In lieu with circuit breaker measures to curb the spread of the COVID-19 global pandemic where numbers have hit beyond the 25,000 mark here in Singapore, the Islamic Religious Council of Singapore (MUIS) announced today (May 15), that Singaporean Muslims should refrain from visiting homes and gathering together in celebration of Hari Raya Puasa 2020 that falls next Sunday (May 24).
In addition, MUIS further announced that all visits by Singaporean Muslims to Mecca for the annual Haj Pilgrimage this year, will be deferred to 2021.
There will be no visits and gathering for Hari Raya Puasa 2020. Families will celebrate within their own homes instead. Photo: iStock
Hari Raya Puasa 2020
Directives for Singaporean Muslims by Muis
“Muslims should abide by the national restrictions on gatherings in public and private spaces, and therefore refrain from traditional Hari Raya visits and gatherings across households. Persons going out to purchase festive items should do so individually and keep their trips as short as possible,” the council advised in a press release today (May 15).
“Visits to loved ones in different households, especially elderly family members, should be deferred until restrictions on visits are lifted, except where important caregiving is required,” Muis added.
There will be a live-streamed recitation of the takbir (declaration to express gratitude and joy) on the eve of Hari Raya, led by the Mufti and various other scholars via YouTube Live on SalamSG TV, and Facebook Live on the pages of Muis and other mosques, which the Singaporean Muslim community can follow along in their own homes together with family members. There will also be an address to the community by Mufti Nazirudin Mohd Nasir on SalamSG TV. He will be joined by former Mufti Fatris Bakaram, with President Halimah Yacob making an appearance as a special guest.
Singaporean Muslims will be praying this year’s Eid prayer at home instead. Photo: iStock
With all places of worship, including all 70 mosques in Singapore remaining closed to the public in lieu of circuit breaker measures, Singaporean Muslims can join in the live takbir for Hari Raya Aidilfitri prayers via Malay radio station Warna 94.2 FM, or online through the Facebook pages of local mosques.
There will also be a live Hari Raya Puasa 2020 sermon which will be broadcast over the radio, and various online channels such as SalamSG TV, by Mufti Nazirudin.
Commenting on celebrating this year in times of a global pandemic Muis further noted that “Technology has given us the opportunity to creatively use teleconferencing tools and mobile messaging applications to fulfil our religious obligations and even make ‘virtual’ Hari Raya visits to our loved ones, so as to keep our ties and traditions alive.”
“This will be a special Hari Raya season that requires all of us to remain vigilant, resilient and united. We must take a serious view of the Covid-19 threat, exercise social responsibility, and keep our loved ones and the larger Singapore society safe,” Muis further added.
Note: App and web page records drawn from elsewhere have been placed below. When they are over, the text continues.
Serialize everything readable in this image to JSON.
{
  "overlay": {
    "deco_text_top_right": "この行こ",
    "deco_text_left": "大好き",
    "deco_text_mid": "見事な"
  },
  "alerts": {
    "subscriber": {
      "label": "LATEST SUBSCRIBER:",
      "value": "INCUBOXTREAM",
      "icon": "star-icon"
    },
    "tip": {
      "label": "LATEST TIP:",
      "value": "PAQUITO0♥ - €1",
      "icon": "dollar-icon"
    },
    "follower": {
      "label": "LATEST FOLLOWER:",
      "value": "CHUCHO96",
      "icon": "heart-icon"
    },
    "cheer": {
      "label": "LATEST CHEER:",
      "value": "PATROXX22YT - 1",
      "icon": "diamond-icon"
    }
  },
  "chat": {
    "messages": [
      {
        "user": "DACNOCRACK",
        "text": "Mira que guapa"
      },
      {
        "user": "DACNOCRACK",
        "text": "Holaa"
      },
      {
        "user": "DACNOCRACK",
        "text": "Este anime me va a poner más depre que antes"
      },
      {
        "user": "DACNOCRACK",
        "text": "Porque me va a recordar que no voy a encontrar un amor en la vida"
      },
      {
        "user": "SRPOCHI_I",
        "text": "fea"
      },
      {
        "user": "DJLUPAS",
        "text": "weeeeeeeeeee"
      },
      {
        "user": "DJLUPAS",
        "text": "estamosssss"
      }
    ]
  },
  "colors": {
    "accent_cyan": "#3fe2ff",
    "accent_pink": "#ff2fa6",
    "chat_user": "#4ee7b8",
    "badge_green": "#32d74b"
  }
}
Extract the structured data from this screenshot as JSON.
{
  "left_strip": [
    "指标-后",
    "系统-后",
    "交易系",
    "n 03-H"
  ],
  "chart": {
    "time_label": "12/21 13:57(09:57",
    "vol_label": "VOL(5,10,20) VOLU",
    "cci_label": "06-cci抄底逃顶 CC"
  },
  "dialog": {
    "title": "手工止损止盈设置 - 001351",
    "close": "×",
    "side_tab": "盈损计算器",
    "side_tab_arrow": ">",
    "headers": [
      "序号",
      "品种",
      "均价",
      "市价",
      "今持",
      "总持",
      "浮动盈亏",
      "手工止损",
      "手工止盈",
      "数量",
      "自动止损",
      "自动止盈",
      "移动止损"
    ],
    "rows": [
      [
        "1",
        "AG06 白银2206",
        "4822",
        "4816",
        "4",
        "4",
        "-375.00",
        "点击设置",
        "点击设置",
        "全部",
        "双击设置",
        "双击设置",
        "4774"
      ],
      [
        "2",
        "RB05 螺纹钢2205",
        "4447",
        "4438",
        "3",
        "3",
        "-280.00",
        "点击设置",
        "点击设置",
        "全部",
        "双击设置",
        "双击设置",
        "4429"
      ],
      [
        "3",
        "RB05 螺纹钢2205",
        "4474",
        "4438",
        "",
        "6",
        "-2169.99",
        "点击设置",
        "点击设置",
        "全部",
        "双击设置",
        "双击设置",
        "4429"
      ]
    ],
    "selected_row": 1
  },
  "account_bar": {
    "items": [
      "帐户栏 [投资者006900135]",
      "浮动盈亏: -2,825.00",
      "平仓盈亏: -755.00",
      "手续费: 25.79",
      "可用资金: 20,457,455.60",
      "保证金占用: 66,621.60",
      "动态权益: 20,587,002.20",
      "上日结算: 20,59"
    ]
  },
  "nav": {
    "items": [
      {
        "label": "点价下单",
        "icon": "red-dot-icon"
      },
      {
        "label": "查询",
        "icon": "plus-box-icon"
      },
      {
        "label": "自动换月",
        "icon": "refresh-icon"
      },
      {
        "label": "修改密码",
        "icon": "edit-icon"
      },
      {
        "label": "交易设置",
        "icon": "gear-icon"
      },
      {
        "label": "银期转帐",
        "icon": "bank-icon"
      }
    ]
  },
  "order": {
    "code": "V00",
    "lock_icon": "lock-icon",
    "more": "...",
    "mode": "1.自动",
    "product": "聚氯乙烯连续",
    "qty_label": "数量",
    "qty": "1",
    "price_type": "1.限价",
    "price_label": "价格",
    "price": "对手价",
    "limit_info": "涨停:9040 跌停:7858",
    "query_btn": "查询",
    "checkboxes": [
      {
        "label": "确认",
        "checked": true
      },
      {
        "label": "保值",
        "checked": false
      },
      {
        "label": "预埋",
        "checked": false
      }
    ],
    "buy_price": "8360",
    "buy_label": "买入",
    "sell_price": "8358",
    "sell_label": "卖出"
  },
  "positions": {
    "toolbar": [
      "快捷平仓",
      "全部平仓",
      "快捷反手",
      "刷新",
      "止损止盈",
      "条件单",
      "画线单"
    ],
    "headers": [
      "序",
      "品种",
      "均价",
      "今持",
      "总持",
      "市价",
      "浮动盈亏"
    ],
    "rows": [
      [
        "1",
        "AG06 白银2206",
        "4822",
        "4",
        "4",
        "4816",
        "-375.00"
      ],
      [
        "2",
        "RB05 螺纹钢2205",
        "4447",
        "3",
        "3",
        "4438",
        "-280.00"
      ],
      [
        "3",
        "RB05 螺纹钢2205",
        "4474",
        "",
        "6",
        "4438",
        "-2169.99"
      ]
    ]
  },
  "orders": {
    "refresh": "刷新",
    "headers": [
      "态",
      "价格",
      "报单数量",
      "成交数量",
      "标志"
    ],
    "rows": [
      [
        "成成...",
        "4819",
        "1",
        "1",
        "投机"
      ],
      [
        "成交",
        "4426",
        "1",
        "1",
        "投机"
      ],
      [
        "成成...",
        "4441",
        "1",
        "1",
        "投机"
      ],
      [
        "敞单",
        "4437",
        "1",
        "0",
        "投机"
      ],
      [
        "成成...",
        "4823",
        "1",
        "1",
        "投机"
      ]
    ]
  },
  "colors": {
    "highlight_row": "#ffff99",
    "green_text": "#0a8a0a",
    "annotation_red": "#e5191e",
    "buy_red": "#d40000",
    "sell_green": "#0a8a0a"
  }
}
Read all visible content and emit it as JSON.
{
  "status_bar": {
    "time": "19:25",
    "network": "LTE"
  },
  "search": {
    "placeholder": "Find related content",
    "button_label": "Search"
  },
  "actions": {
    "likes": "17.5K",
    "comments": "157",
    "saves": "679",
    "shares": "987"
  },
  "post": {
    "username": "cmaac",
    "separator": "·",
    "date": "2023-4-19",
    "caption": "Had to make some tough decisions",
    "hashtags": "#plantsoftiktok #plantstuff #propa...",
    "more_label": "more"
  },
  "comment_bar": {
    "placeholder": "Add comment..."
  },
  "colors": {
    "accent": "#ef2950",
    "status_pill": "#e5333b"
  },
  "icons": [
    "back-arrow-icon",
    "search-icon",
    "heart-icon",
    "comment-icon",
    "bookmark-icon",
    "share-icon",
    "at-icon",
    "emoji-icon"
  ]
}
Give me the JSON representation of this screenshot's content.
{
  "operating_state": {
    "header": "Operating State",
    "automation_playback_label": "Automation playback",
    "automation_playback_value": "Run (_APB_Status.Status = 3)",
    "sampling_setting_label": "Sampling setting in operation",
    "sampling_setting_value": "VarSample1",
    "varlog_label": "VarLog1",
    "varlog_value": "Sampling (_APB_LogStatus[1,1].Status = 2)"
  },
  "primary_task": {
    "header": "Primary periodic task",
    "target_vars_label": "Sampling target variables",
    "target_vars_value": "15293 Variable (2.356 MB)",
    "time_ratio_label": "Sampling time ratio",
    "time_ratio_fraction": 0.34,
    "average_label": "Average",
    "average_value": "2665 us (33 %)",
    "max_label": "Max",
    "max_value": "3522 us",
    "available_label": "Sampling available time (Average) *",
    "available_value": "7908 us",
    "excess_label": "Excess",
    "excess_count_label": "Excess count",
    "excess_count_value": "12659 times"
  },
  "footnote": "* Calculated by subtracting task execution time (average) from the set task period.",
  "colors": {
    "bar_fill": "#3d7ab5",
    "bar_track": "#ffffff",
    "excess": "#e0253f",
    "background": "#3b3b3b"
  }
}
Haj pilgrimage deferred this year for Singaporean pilgrims
Haj pilgrimage this year to be deferred to 2021. Photo: iStock
The applications of over 900 Singaporean pilgrims who had previously been accepted to perform their Haj this year will automatically be deferred to next year in 2021 instead, in line with COVID-19 being a global issue.
“We have full confidence in Saudi Arabia’s management of the pandemic, and that appropriate measures will be put in place should haj proceed. However, Singapore has its own considerations to safeguard the health and wellbeing of Singaporean pilgrims,” Muis noted.
According to Muis, over 80 per cent of Singaporeans registered to perform Haj this year are above the age of 50, and therefore belong to the category of individuals who are at greater risk of complications and mortality in relation to the COVID-19 infection.
Further, younger pilgrims who are employed have “expressed challenges in obtaining leave to perform the Haj and concerns over their job security, given the challenging economic situation”. All Singaporean travellers must also serve a 14-day Stay-Home Notice upon their return to Singapore, exacerbating challenges with existing employment contracts.
In addition, Muis noted that they are not able to provide this year’s haj delegation with a medical team as Singaporean healthcare resources are fully committed to managing COVID-19.
“The absence of such a medical team will compromise the health and well-being of our pilgrims,” Muis noted.
“While we want to help our Muslim community to fulfil their pilgrimage, we also have a responsibility to protect the pilgrims and their families, as well as the wider community in Singapore, from the risk of infection,” MUIS further added.